Jeff, I’m not sure you understood Dave’s suggestion. The problem is not the openfiledialog statement, it’s the openfile statement. You should replace that with the opentextfile statement.
if file = "" stop endif
OpenTextFile "+"+folderpath(folder) + file
You mentioned that the user “downloaded a .csv file”, but did they give the downloaded file a name that ends with .csv? I’m guessing they didn’t, and that’s why openfile could not recognize what sort of file it was. The openfile statement tries to figure out what kind of file it is based on the extension, if there is no extension, or an extension it doesn’t know about, it won’t work. (It can also try to figure out the type of file from the type/creator code, but web browsers don’t support that old MacOS technology.)
The opentextfile statement does not try to figure out what kind of file it is. It simply assumes that any file you pass to it is a text file.
Because of this ambiguity, I stopped using openfile a long time ago.
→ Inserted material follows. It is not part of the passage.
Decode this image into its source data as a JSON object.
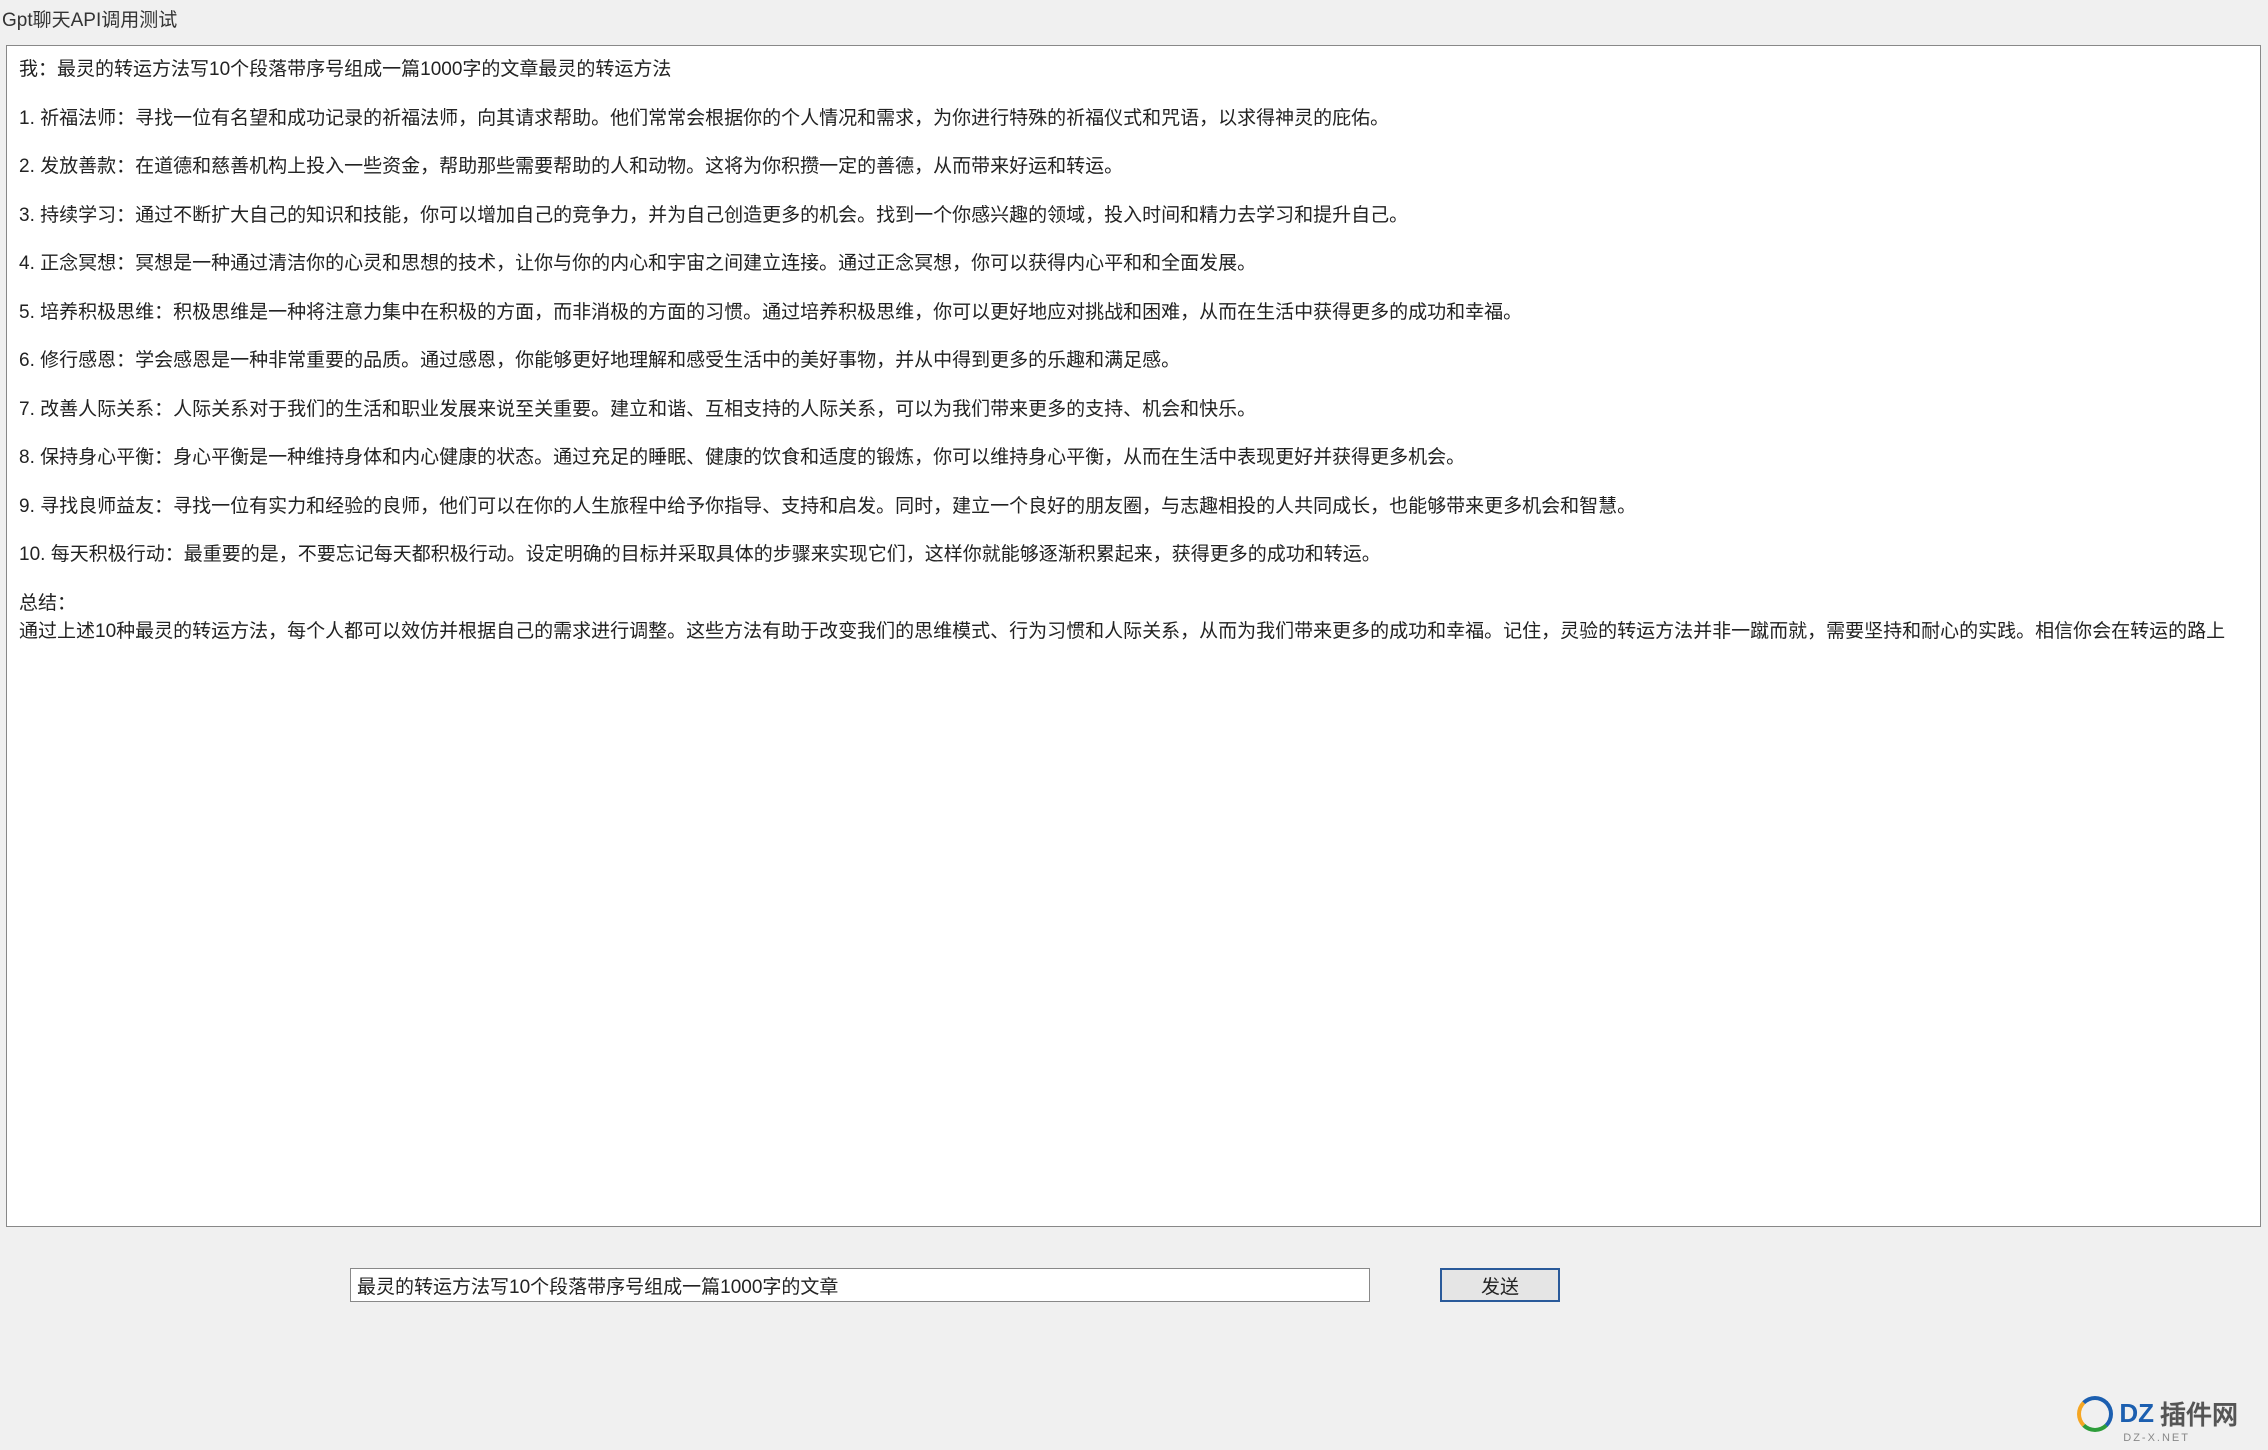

If I want to open a database, I use opendatabase. If I want to open a text file, I use opentextfile. This wasn’t a problem back in the Mac OS 9 and earlier days, back when all files had type/creator codes. But OS X deprecated type/creator codes, so few apps use them any more. Instead we all really need to put extensions on every single file will create, otherwise programs won’t be able to figure out what’s in them. It’s really a move backwards by Apple, but it is in line with what DOS and UNIX do, so it does make it easier to move files from platform to platform.
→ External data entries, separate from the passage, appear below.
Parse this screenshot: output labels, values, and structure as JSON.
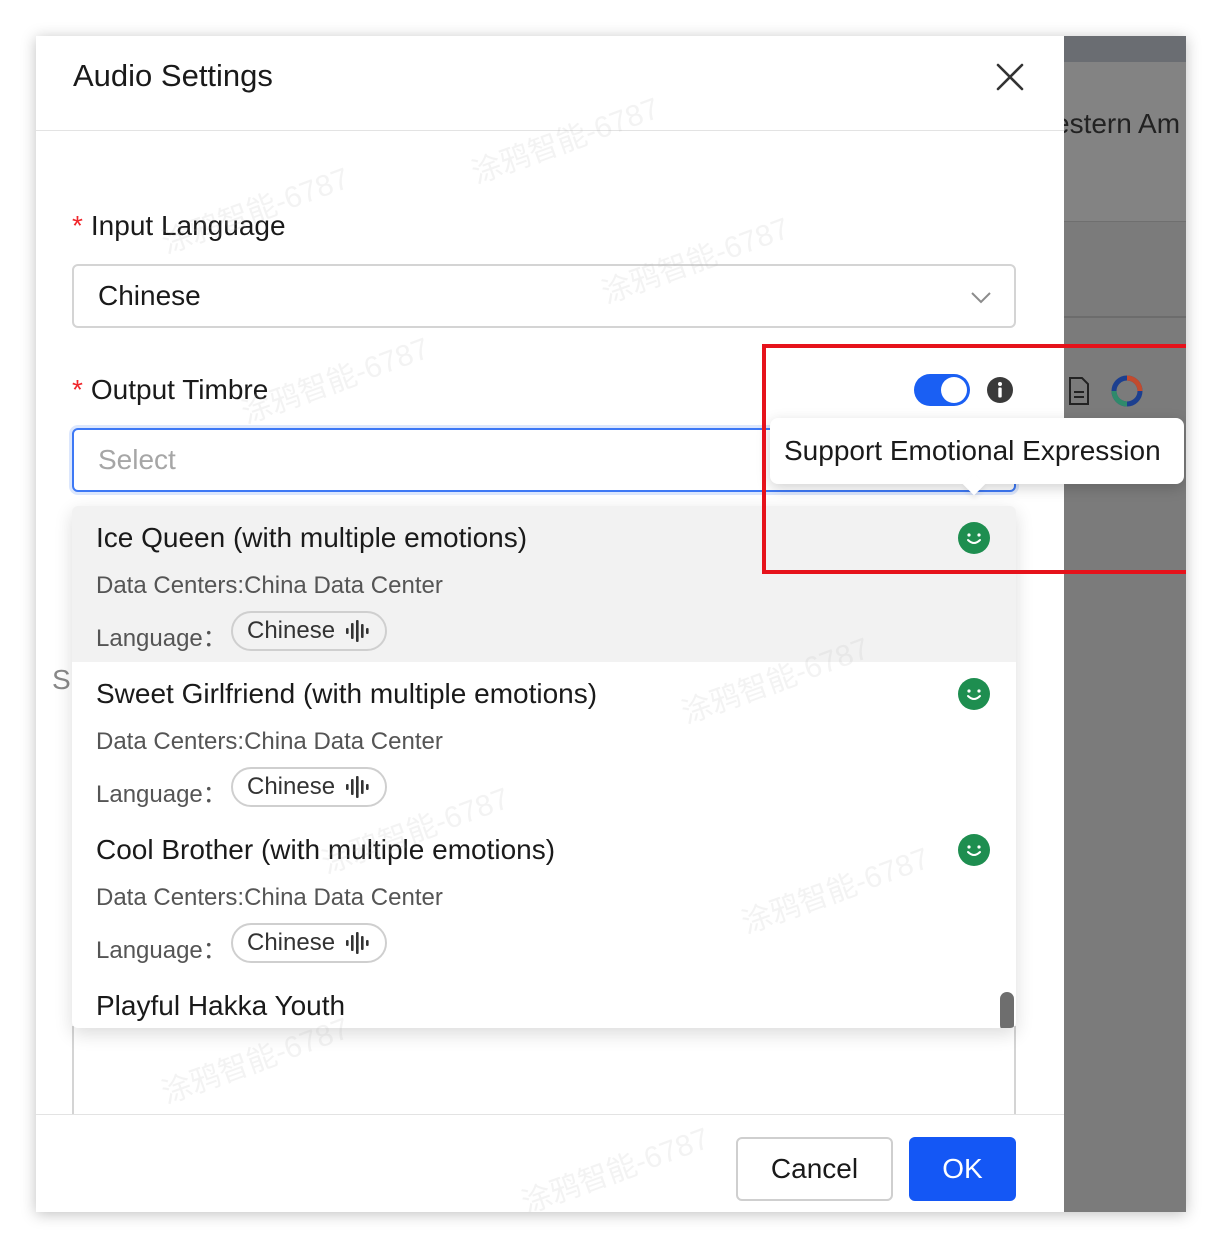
{
  "dialog": {
    "title": "Audio Settings",
    "close_icon": "close-icon"
  },
  "input_language": {
    "label": "Input Language",
    "required_mark": "*",
    "value": "Chinese"
  },
  "output_timbre": {
    "label": "Output Timbre",
    "required_mark": "*",
    "placeholder": "Select",
    "emotion_toggle_on": true,
    "toggle_color": "#1a5ff3"
  },
  "tooltip": {
    "text": "Support Emotional Expression"
  },
  "hidden_label_fragment": "S",
  "dropdown": {
    "options": [
      {
        "title": "Ice Queen (with multiple emotions)",
        "data_center": "Data Centers:China Data Center",
        "language_label": "Language：",
        "language": "Chinese",
        "emotion_icon": "smile-icon",
        "active": true
      },
      {
        "title": "Sweet Girlfriend (with multiple emotions)",
        "data_center": "Data Centers:China Data Center",
        "language_label": "Language：",
        "language": "Chinese",
        "emotion_icon": "smile-icon",
        "active": false
      },
      {
        "title": "Cool Brother (with multiple emotions)",
        "data_center": "Data Centers:China Data Center",
        "language_label": "Language：",
        "language": "Chinese",
        "emotion_icon": "smile-icon",
        "active": false
      },
      {
        "title": "Playful Hakka Youth"
      }
    ]
  },
  "footer": {
    "cancel_label": "Cancel",
    "ok_label": "OK",
    "ok_color": "#1457f5"
  },
  "background_app": {
    "text_fragment": "estern Am"
  },
  "watermark": "涂鸦智能-6787",
  "colors": {
    "required": "#f0262b",
    "emotion_icon": "#1e8e50",
    "highlight_box": "#e6121b"
  }
}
A really unfortunate choice Apple made is to hide the file extension of files in the Finder by default. Whenever I first set up a new computer, one of the first things I do is change this preference so that file extensions are shown. Otherwise it’s a constant source of confusion. Unfortunately, few users follow this practice.